- Hardcover: 384 pages
- Publisher: Basic Books; 1 edition (Jan. 11 2011)
- Language: English
- ISBN-10: 9780465010219
- ISBN-13: 978-0465010219
- ASIN: 0465010210
- Product Dimensions: 15.6 x 3 x 23.5 cm
- Shipping Weight: 621 g
- Average Customer Review: 8 customer reviews
- Amazon Bestsellers Rank: #377,545 in Books (See Top 100 in Books)
Alone Together: Why We Expect More from Technology and Less from Each Other Hardcover – Jan 11 2011
|New from||Used from|
Customers who viewed this item also viewed
What other items do customers buy after viewing this item?
No Kindle device required. Download one of the Free Kindle apps to start reading Kindle books on your smartphone, tablet, and computer.
To get the free app, enter your mobile phone number.
“Sherry Turkle is the Margaret Mead of digital culture. Parents and teachers: If you want to understand (and support) your children as they navigate the emotional undercurrents in today’s technological world, this is the book you need to read. Every chapter is full of great insights and great writing.”
New York Times Book Review
“[Turkle] summarizes her new view of things with typical eloquence…fascinating, readable.”

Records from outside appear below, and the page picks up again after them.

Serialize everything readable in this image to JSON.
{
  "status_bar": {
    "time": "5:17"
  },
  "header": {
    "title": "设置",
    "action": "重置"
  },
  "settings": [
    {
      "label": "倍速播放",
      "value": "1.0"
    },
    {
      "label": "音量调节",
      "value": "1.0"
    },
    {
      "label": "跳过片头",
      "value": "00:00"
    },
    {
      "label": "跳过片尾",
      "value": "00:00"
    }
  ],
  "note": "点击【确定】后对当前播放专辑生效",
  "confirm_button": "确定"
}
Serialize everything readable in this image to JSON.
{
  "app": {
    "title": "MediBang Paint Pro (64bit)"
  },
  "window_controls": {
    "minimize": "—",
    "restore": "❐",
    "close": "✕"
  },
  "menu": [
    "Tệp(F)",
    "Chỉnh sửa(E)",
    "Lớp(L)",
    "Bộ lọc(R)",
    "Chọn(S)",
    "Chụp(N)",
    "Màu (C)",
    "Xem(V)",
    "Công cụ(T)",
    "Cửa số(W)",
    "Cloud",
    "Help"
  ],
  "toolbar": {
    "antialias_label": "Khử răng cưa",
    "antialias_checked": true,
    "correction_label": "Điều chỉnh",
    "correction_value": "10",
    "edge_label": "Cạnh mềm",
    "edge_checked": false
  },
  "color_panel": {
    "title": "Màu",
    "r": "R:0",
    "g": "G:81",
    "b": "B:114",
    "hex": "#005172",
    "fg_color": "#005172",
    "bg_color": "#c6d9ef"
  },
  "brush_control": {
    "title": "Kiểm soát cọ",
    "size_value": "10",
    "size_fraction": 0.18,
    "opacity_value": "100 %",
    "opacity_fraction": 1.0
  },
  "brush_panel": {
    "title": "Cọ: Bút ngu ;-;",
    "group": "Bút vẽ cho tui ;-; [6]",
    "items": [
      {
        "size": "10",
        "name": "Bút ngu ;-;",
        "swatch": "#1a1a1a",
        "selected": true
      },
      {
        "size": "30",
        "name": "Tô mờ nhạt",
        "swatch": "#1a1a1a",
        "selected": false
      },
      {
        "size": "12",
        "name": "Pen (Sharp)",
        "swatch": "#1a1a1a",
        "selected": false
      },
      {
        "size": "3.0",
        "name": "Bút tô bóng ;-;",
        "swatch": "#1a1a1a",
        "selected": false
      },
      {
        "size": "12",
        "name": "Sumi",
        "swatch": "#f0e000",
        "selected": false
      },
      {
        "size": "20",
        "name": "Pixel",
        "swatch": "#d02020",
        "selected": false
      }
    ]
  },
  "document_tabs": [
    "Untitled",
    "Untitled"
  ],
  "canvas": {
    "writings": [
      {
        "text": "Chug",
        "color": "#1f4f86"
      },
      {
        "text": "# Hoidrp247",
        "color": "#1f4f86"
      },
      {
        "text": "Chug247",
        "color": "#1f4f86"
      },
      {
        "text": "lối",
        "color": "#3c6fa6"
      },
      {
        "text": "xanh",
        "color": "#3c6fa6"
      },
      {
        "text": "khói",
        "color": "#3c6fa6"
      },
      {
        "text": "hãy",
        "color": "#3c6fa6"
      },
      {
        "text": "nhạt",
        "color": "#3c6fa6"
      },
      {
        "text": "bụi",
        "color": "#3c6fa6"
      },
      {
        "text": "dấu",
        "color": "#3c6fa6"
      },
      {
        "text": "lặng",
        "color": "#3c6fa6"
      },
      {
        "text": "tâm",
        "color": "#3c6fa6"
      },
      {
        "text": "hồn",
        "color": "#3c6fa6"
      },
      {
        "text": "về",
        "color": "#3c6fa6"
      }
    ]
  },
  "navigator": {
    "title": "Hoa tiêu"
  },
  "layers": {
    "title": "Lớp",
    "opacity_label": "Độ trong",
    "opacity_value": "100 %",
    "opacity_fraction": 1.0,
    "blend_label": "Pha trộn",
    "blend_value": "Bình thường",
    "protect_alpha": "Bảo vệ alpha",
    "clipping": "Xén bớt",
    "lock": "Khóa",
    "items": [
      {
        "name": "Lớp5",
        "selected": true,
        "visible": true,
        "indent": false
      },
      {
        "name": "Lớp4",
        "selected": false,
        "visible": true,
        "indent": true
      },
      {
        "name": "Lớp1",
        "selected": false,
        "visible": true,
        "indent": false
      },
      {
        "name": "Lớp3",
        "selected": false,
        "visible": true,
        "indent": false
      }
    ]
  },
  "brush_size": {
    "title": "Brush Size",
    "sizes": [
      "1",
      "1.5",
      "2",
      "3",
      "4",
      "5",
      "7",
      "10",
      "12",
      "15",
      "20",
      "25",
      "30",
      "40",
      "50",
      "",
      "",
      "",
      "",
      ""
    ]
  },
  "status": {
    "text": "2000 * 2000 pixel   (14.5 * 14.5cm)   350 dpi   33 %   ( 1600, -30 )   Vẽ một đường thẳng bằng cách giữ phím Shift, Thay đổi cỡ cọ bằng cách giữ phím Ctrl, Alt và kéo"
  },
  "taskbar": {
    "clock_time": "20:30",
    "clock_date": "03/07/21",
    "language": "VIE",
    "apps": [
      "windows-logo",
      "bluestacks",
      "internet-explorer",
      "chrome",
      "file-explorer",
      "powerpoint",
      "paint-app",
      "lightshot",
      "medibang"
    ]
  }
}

“What [Turkle] brings to the topic that is new is more than a decade of interviews with teens and college students in which she plumbs the psychological effect of our brave new devices on the generation that seems most comfortable with them.”
“A fascinating portrait of our changing relationship with technology.”
Natural History Magazine
“A fascinating, insightful and disquieting “intimate ethnography” of our digital, robotic moment in history.”
“Turkle is a gifted and imaginative writer…[who] pushes interesting arguments with an engaging style.”
Jill Conway, President emerita, Smith College, and author of The Road from Coorain
“Based on an ambitious research program, and written in a clear and beguiling style, this book which will captivate both scholar and general reader and it will be a landmark in the study of the impact of social media.”
About the Author
Showing 1-8 of 8 reviews
There was a problem filtering reviews right now. Please try again later.
Turkle uses stories about the various people she has interviewed and observed, and it is through this layering of story that she makes her case. I find her to be a most excellent and worthy guide.
surprise to read this text. It documents and describes our civilization's romance with technologies we barely understand. It gives fair warning of the roads we are on and a last longing look back on a time when we inhabited our bodies. As a recovered netzien I was relieved but saddened by the book, I don't have much hope that we as a species will moderate out disengagement from each other, but you never know..
A must read while you can...
Want to see more reviews on this item?